Data for this task:
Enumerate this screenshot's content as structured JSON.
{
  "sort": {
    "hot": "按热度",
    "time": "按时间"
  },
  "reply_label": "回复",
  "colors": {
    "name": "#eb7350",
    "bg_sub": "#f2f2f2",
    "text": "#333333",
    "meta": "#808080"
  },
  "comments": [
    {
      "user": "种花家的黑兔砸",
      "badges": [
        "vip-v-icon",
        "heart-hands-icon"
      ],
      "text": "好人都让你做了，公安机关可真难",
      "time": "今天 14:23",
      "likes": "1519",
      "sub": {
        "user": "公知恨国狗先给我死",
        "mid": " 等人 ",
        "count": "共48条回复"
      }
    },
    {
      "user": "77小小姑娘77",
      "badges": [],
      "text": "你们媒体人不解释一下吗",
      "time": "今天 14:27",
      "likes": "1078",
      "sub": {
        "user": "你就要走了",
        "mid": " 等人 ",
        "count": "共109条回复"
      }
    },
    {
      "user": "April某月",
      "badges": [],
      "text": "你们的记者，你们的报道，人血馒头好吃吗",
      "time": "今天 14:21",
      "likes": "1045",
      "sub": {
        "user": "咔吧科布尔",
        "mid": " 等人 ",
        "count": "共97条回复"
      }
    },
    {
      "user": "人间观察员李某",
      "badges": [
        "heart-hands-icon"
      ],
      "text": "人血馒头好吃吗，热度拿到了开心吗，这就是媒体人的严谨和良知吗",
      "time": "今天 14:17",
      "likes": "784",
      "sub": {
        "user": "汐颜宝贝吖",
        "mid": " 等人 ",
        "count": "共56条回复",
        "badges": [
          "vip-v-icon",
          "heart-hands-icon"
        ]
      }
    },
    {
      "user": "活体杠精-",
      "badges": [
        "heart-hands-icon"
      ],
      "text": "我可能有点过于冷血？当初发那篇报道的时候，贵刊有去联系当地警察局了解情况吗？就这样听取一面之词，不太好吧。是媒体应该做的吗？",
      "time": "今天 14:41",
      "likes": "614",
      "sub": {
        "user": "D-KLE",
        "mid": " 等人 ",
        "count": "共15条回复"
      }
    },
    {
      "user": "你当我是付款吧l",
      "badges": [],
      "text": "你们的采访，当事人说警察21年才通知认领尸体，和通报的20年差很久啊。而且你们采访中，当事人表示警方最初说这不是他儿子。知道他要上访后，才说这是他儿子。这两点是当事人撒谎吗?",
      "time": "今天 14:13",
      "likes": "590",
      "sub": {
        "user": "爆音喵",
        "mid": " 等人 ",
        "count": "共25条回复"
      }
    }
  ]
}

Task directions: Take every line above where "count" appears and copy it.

Answer to this problem:
        "count": "共48条回复"
        "count": "共109条回复"
        "count": "共97条回复"
        "count": "共56条回复",
        "count": "共15条回复"
        "count": "共25条回复"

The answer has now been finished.